Due to its proximity in nearby Lafayette County and the fine reputation of the school, several notable Saline Countians attended college at Chapel Hill. Probably the most notable were John Sappington Marmaduke, who later reached the rank of major general in the Confederate Army and afterwards was elected governor of Missouri, and his brother, Vincent Marmaduke, who became a Confederate colonel on the staff of General Bragg.
Chapel Hill College had its beginning when Mr. A. W. Ridings, a native of North Carolina and a graduate of Chapel Hill College of that state, moved to Missouri in the year 1839 and acquired a large farm in a very picturesque location in the hills near the juncture of Johnson, Lafayette and Jackson counties. Ridings had an earnest interest in education and opened a school for the young men of the neighborhood in his home.
It is believed that he gave the name of Chapel Hill to the school out of love for his alma mater. The school grew so rapidly in the early 1840s that a new two-story frame structure was constructed to accommodate the demand for enrollment. The school was operated as an academy, and enrollment at the time was around 150 students. A prosperous town also grew up around the school that was given the name of Chapel Hill.
In 1847, the Missouri Synod of the Cumberland Presbyterian Church acquired Chapel Hill Academy, and in 1849, the school was chartered on an old-fashioned college basis. The curriculum consisted of all major college courses and included ancient languages, mathematics, mental and moral philosophy and music. It was one of the largest colleges in the state.
In 1851, the impressive two and a half-story stone main college building with bell tower was completed. Somewhat unique for the times, both the academy and the college were coeducational, with male students living in numerous dormitory cottages on the college grounds and female students boarding with private families in the town.
Due to its location near the western border of Missouri, the college and the town of Chapel Hill were engulfed and all but completely destroyed by the ravages of the Civil War. The school was closed, and the campus was used by Southern troops as a drill ground early in the war.
The fortunes of the war soon changed, and Union troops occupied the campus buildings. Various groups of the Union soldiers, including volunteers and militia, then used the buildings from time to time as quarters and as a base of operations. Throughout the remainder of the war, the region became the scene of partisan fighting of the worst "no quarter" kind.
As the war progressed, most citizens moved away from the area for safety, and the old college became a convenient rendezvous for raiding parties or guerrillas on both sides of the conflict.

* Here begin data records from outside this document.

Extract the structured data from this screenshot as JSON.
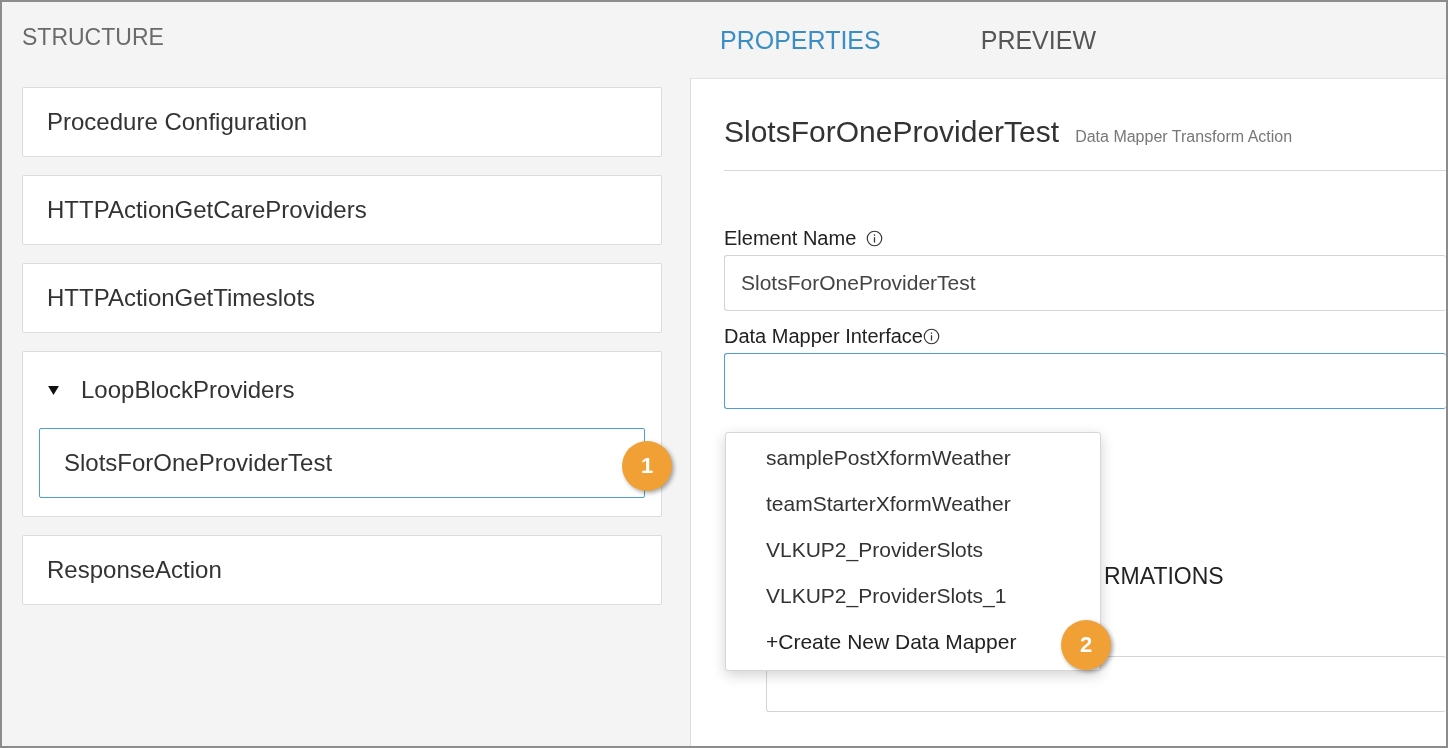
{
  "structure": {
    "title": "STRUCTURE",
    "items": [
      {
        "label": "Procedure Configuration"
      },
      {
        "label": "HTTPActionGetCareProviders"
      },
      {
        "label": "HTTPActionGetTimeslots"
      },
      {
        "label": "LoopBlockProviders",
        "expanded": true,
        "children": [
          {
            "label": "SlotsForOneProviderTest",
            "selected": true,
            "callout": "1"
          }
        ]
      },
      {
        "label": "ResponseAction"
      }
    ]
  },
  "tabs": [
    {
      "label": "PROPERTIES",
      "selected": true
    },
    {
      "label": "PREVIEW",
      "selected": false
    }
  ],
  "properties": {
    "title": "SlotsForOneProviderTest",
    "subtitle": "Data Mapper Transform Action",
    "fields": [
      {
        "label": "Element Name",
        "info": true,
        "value": "SlotsForOneProviderTest",
        "focused": false
      },
      {
        "label": "Data Mapper Interface",
        "info": true,
        "focused": true
      }
    ],
    "dropdown": {
      "options": [
        {
          "label": "samplePostXformWeather",
          "kind": "option"
        },
        {
          "label": "teamStarterXformWeather",
          "kind": "option"
        },
        {
          "label": "VLKUP2_ProviderSlots",
          "kind": "option"
        },
        {
          "label": "VLKUP2_ProviderSlots_1",
          "kind": "option"
        },
        {
          "label": "+Create New Data Mapper",
          "kind": "create",
          "callout": "2"
        }
      ]
    },
    "section_title": "RMATIONS"
  }
}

The end of the school came on the night of March 26, 1863, when flames were seen issuing from the campus buildings. No one dared approach close enough to see who was doing the incendiary work. About half of the thirty residences of the town are believed to have been destroyed at about this same time. There are many conflicting stories about the persons who set the fire, and the exact motivation or circumstances involved are not definitely known.
The remaining residences of the town soon met the same fate, and by the close of the war, the blackened shells of two or three buildings were all that remained of the original town.
A number of factors prevented the rebuilding of the college after the Civil War. Chapel Hill was close to the area affected by Union Gen. Ewing's Order No. 11, which had the effect of depopulating and completely burning out large areas in the western part of the state. As a result, the Chapel Hill region was very desolate and economically depressed. Also, railroads were built in other locations that added to the natural isolation of the place.
Chapel Hill College, one of the finest colleges in Missouri,
thus passed into history, and today no trace remains of the school
where distinguished Missourians were educated. However, the spirit
of Chapel Hill lives on in its successor, Missouri
[Source: The Democrat-News (Marshall, Missouri), October 13, 1987, pages 2 and 8]